Our laser operates around 1539.5nm with signal-to-noise ratio better than 70dB, as seen in Figure 3. It has slope efficiency of ~0.86% and pump threshold of less than 1mW. It emits two orthogonal polarization modes, which generate a beat signal in the radio frequency range with signal-to-noise ratio of ~70dB, and 3dB line width of ~3kHz (see Figure 4). These lasers are well suited for use in polarimetric sensors,2,3 which translate the change in the laser fiber's birefringence (in response to external perturbations) into a beat frequency change of the two polarization modes. The advantages of this type of sensor include ease of signal extraction, absolute frequency encoding, and capability to multiplex a number of sensors on a single fiber by using frequency-division multiplexing.
Figure 3. Output spectrum of the ultra-short DBR fiber laser in Er/Yb co-doped fiber.
Figure 4. Polarization-mode beat signal spectrum of the ultra-short DBR fiber laser in Er/Yb co-doped fiber. The inset shows the enlarged view of the beat signal.
The ultra-short cavity length limits the laser output power by lower pump absorption. The use of Er/Yb co-doped fiber increases the laser efficiency because the Yb ions exhibit strong absorption at 980nm and transfer their energy to the Er ions with high efficiency. However, it is a drawback for applications requiring multiplexed sensors, because the lasers will rapidly deplete the pump light. For sensor multiplexing, it is desirable to fabricate lasers with active fibers without Yb co-doping. We have also fabricated an ultra-short DBR laser with a total length of 8mm in Er-doped fiber. Including the splicing loss with a standard single mode fiber, an ultra-short DBR laser in Er-doped fiber induces transmission loss of only 0.9dB at 980nm. This means that one pump laser could excite many ultra-short DBR lasers connected in series. Our next step will be to multiplex ultra-short DBR lasers with a different polarization-mode beat-frequency on a single fiber.
This work was supported by the Key Project of National Natural Science Foundation of China (60736039), the Program for New Century Excellent Talents in University (NCET-06-0271), and the Research Fund for the Doctoral Program of Higher Education (20070141041).
Institute of Photonics Technology
Bai-Ou Guan is professor and director of the institute. His current research interests include photonic crystal fiber devices, fiber lasers, fiber-optic sensors, microwave photonics, and fiber-optic components for telecommunication and sensing systems.
Dalian University of Technology
The Hong Kong Polytechnic University
Hong Kong, China
Hwa-Yaw Tam is chair professor of photonics and director of the Photonic Research Center.

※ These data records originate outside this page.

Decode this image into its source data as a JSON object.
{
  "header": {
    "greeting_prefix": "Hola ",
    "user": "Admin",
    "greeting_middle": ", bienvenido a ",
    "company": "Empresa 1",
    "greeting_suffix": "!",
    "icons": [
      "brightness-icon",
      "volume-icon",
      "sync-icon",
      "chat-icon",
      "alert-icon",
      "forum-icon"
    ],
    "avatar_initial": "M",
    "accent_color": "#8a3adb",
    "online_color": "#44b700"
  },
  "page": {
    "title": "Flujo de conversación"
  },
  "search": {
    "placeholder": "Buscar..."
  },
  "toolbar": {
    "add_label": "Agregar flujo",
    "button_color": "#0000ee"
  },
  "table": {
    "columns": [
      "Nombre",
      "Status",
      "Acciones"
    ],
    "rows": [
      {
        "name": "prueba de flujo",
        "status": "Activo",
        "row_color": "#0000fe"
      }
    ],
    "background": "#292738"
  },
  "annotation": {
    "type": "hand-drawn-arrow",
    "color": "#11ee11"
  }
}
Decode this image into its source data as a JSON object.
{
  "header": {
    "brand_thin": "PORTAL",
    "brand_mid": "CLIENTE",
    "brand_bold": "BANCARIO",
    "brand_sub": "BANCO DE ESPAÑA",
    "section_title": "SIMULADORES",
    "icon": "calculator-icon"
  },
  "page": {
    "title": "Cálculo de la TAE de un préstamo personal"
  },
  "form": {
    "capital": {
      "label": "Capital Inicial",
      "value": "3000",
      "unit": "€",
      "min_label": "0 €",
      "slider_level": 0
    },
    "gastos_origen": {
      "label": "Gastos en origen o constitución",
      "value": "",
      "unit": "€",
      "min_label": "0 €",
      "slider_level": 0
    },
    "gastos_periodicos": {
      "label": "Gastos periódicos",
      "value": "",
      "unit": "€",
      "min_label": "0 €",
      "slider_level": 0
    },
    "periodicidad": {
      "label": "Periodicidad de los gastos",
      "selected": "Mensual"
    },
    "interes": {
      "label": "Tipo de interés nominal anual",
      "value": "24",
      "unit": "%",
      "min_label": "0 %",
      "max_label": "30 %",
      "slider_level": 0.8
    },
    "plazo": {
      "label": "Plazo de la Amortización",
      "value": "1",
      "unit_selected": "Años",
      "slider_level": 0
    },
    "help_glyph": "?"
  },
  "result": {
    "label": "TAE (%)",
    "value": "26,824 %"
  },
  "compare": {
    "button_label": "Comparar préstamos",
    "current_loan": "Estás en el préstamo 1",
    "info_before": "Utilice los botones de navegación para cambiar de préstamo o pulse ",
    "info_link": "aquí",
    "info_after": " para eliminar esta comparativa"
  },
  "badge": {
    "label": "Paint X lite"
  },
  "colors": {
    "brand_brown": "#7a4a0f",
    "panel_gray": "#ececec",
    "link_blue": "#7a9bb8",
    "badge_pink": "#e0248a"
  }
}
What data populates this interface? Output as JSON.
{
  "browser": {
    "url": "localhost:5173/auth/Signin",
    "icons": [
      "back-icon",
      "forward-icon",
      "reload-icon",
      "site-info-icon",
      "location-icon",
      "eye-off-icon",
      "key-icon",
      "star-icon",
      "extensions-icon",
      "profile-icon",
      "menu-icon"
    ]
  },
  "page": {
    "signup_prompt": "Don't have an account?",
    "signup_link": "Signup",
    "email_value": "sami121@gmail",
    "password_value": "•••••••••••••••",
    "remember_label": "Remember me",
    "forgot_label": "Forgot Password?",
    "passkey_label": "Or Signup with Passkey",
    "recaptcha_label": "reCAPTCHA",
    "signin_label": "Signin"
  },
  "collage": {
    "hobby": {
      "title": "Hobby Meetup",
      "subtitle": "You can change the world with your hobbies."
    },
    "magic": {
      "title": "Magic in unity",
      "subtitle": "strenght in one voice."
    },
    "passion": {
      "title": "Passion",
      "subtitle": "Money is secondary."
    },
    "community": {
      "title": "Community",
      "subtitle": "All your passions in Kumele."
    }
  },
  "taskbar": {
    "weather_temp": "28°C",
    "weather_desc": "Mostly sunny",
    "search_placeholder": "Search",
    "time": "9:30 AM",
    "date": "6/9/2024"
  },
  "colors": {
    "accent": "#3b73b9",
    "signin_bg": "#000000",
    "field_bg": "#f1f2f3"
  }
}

His current work includes fabrication of specialty glass and polymer fibers, fiber gratings, fiber amplifiers, optical fiber communication, and fiber sensor systems.